Underground) 1993. Drama/Comedy. 114
minutes. Not rated. Nudity,
some violence, other adult situations. It's not enough that Bubby
(Nicholas Hope) is an unkempt, mid-thirtysomething man who lives with his
abusive single mother (Claire Benito) in a dank hovel stained with all the
bodily humors of the rainbow. He
is also a literal mental infant who has never been allowed outside and is
unwilling to test Mom's dual threats of divine punishment and poison gas
beyond the front door (an idea she sells by wearing a gas mask into and
out of the house). Add to that
some intense family dynamics -- including a complicated man/housecat
relationship and the abrupt return of Bubby's grizzled, booze-infused
father (did I mention he's the town vicar?) -- and you're still only
halfway there. Although mentally challenged, Bubby has a savant's talent
for mimicking the speech and mannerisms of people and animals.
A poorly timed display of this gift almost immediately angers his
newly arrived Pop (Ralph Cotterill), and when Bubby is thrown out of the
house and finds no brimstone or phosgene in his lungs, a new chapter in
his manchildhood begins. Leaving
his circumscribed past behind, he sets out into the city, bent not so much
on making up for lost time as hungrily chasing new stimuli.
His utter lack of guile occasionally gets him in trouble and makes
for the few really hard-to-watch scenes here, but for the most part his
childlike soul quickly endears him to people who supply various
combinations of music, alcohol, nookie, jail, and junk food.
(Travel tip: Like
.) His biggest benefactors are
a roving bar band who adopt him as a roadie.
He soon becomes their cryptic, spastic frontman, the rote replays
of his awful home life consumed by the crowds as a part of the act.
Little do they know how much he suffered for his art.
But without a lick of self-pity, our Bubby backs his way into a
niche of his own in post-punk society; and isn't that -- plus having our
story turned into a 12-bar blues riff -- what we all really want?
Some films don't stay with me beyond the
click of the one-way exit door at the cineplex ("Dr. Detroit,"
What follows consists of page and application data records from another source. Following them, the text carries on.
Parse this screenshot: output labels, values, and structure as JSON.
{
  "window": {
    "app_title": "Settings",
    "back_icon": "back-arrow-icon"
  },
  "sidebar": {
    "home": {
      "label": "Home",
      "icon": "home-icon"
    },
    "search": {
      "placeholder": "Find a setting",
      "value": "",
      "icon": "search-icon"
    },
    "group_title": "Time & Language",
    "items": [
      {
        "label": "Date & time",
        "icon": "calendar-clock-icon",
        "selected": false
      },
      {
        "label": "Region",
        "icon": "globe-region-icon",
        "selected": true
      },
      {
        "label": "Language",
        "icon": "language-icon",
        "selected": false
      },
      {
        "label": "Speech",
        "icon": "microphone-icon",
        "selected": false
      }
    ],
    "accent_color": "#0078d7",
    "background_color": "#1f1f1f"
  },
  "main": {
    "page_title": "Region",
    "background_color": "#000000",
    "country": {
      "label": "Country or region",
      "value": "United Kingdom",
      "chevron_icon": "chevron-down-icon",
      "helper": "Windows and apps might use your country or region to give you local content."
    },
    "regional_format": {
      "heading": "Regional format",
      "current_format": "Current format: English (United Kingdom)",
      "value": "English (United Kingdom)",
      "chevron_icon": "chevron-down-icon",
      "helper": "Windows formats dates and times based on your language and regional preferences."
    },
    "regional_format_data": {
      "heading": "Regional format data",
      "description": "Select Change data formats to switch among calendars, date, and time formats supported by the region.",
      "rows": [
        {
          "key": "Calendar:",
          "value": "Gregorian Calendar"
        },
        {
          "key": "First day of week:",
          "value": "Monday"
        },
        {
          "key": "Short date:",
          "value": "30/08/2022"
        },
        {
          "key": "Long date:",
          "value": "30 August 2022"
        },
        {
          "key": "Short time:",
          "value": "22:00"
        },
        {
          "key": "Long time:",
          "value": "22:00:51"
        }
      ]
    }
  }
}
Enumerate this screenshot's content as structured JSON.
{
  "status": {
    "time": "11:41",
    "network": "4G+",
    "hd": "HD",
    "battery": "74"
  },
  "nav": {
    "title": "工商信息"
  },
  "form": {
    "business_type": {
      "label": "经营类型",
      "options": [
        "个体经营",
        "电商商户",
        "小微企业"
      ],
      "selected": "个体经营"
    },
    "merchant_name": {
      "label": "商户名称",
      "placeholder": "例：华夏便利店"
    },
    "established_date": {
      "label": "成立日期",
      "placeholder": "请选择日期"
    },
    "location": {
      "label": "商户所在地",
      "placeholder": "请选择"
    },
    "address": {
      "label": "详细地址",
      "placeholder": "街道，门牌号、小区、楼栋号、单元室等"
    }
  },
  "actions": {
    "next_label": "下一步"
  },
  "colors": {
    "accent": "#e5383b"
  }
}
I'm looking at you). Others
strive for the heavens on celluloid wings of hubris and make me feel
guilty when I don't get them ("My Left Foot," "The Towering
Inferno"). I'm quite
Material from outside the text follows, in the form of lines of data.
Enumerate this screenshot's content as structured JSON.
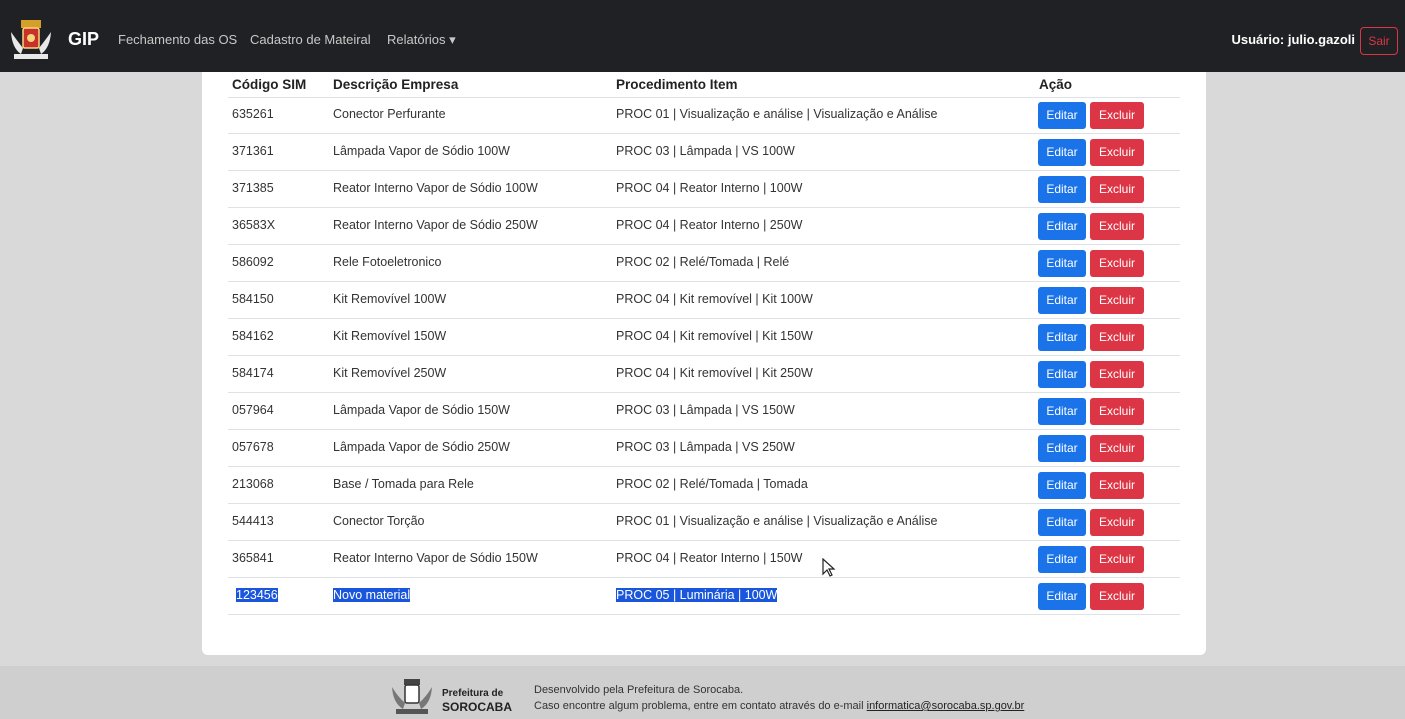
{
  "nav": {
    "brand": "GIP",
    "links": [
      "Fechamento das OS",
      "Cadastro de Mateiral",
      "Relatórios ▾"
    ],
    "user": "Usuário: julio.gazoli",
    "logout": "Sair"
  },
  "table": {
    "headers": [
      "Código SIM",
      "Descrição Empresa",
      "Procedimento Item",
      "Ação"
    ],
    "rows": [
      {
        "code": "635261",
        "desc": "Conector Perfurante",
        "proc": "PROC 01 | Visualização e análise | Visualização e Análise"
      },
      {
        "code": "371361",
        "desc": "Lâmpada Vapor de Sódio 100W",
        "proc": "PROC 03 | Lâmpada | VS 100W"
      },
      {
        "code": "371385",
        "desc": "Reator Interno Vapor de Sódio 100W",
        "proc": "PROC 04 | Reator Interno | 100W"
      },
      {
        "code": "36583X",
        "desc": "Reator Interno Vapor de Sódio 250W",
        "proc": "PROC 04 | Reator Interno | 250W"
      },
      {
        "code": "586092",
        "desc": "Rele Fotoeletronico",
        "proc": "PROC 02 | Relé/Tomada | Relé"
      },
      {
        "code": "584150",
        "desc": "Kit Removível 100W",
        "proc": "PROC 04 | Kit removível | Kit 100W"
      },
      {
        "code": "584162",
        "desc": "Kit Removível 150W",
        "proc": "PROC 04 | Kit removível | Kit 150W"
      },
      {
        "code": "584174",
        "desc": "Kit Removível 250W",
        "proc": "PROC 04 | Kit removível | Kit 250W"
      },
      {
        "code": "057964",
        "desc": "Lâmpada Vapor de Sódio 150W",
        "proc": "PROC 03 | Lâmpada | VS 150W"
      },
      {
        "code": "057678",
        "desc": "Lâmpada Vapor de Sódio 250W",
        "proc": "PROC 03 | Lâmpada | VS 250W"
      },
      {
        "code": "213068",
        "desc": "Base / Tomada para Rele",
        "proc": "PROC 02 | Relé/Tomada | Tomada"
      },
      {
        "code": "544413",
        "desc": "Conector Torção",
        "proc": "PROC 01 | Visualização e análise | Visualização e Análise"
      },
      {
        "code": "365841",
        "desc": "Reator Interno Vapor de Sódio 150W",
        "proc": "PROC 04 | Reator Interno | 150W"
      },
      {
        "code": "123456",
        "desc": "Novo material",
        "proc": "PROC 05 | Luminária | 100W"
      }
    ],
    "edit_label": "Editar",
    "delete_label": "Excluir"
  },
  "footer": {
    "brand_line1": "Prefeitura de",
    "brand_line2": "SOROCABA",
    "line1": "Desenvolvido pela Prefeitura de Sorocaba.",
    "line2": "Caso encontre algum problema, entre em contato através do e-mail ",
    "email": "informatica@sorocaba.sp.gov.br"
  },
  "colors": {
    "edit": "#1a73e8",
    "delete": "#dc3545",
    "navbar": "#202124",
    "selection": "#1a56db"
  }
}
pleased to report that "Bad Boy Bubby" is neither A nor B. To
peg writer/filmmaker Rolf de Heer's story simply as a redemption tale
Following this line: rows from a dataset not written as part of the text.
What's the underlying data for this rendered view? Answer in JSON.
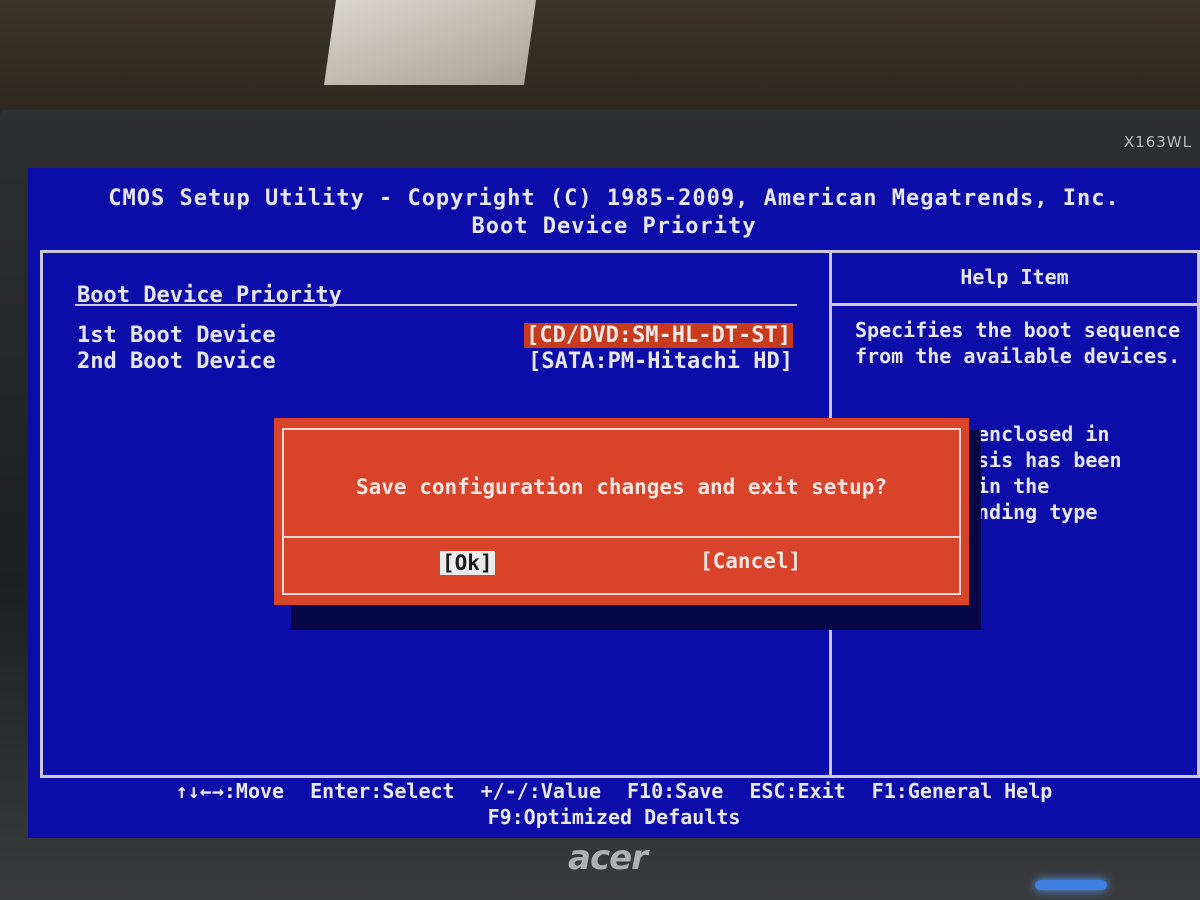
{
  "screen": {
    "title_line1": "CMOS Setup Utility - Copyright (C) 1985-2009, American Megatrends, Inc.",
    "title_line2": "Boot Device Priority"
  },
  "left_panel": {
    "section_title": "Boot Device Priority",
    "rows": [
      {
        "label": "1st Boot Device",
        "value": "[CD/DVD:SM-HL-DT-ST]"
      },
      {
        "label": "2nd Boot Device",
        "value": "[SATA:PM-Hitachi HD]"
      }
    ]
  },
  "help_panel": {
    "title": "Help Item",
    "text": "Specifies the boot sequence from the available devices.",
    "partial_lines": [
      "enclosed in",
      "sis has been",
      "in the",
      "nding type"
    ]
  },
  "dialog": {
    "message": "Save configuration changes and exit setup?",
    "ok_label": "[Ok]",
    "cancel_label": "[Cancel]"
  },
  "footer": {
    "keys": [
      "↑↓←→:Move",
      "Enter:Select",
      "+/-/:Value",
      "F10:Save",
      "ESC:Exit",
      "F1:General Help"
    ],
    "line2": "F9:Optimized Defaults"
  },
  "monitor": {
    "model": "X163WL",
    "brand": "acer"
  },
  "colors": {
    "bios_blue": "#0c0ca8",
    "dialog_red": "#d8432a",
    "highlight_red": "#c83a1c",
    "text_light": "#e6e6f0"
  }
}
would be like calling his title protagonist a man with issues.
Both are true but only form the nucleus of things much larger,
harder to label and often bracingly inappropriate.
De Heer's narrative has a measured pace which allows the cast --
Hope in particular -- to push their characters in interesting ways without
bogging the story down. The
scenes, especially after Bubby leaves home, become sequential, distinct
vignettes that are appropriate to how Bubby, with a stunted concept of
cause, effect, and continuity, might function in the world around him.
Visually and aurally, de Heer is superb.
His film is beautifully shot; Bubby's domestic life especially
reminded me of "Eraserhead" and "
" with its steadfast rejection of color, light, and charm.
Sound also plays a huge role in this film, from oppressive
industrial backgrounds (more Lynch and Gilliam) to raucous garage-pop
rousers to the sweet voice of a Salvation Army darling who briefly but
memorably shows Bubby the power of song. Bubby doesn't -- indeed can't --
see himself as a bad boy, and neither should we.
Think of Bubby's bizarre odyssey as a demented, NC-17 version of
the Sunday-comic neighborhood meanderings of that "Family
Circus" twerp, and you're not far off.
"Bad Boy Bubby" is in part a study on life, liberty, and
the pursuit of stimulus, one that I dug immensely.
But if you need more than such a romp promises, rest assured you
will also learn that just because a person's worldview may not extend
beyond their physical reach, their heart can still be as big as New South
Wales. You may be startled,
elated, or mortified, but you won't be disappointed.
Wonderful extras on this DVD include spoiler-laden interviews with
de Heer and Hope, and an early, very creepy short film starring Hope.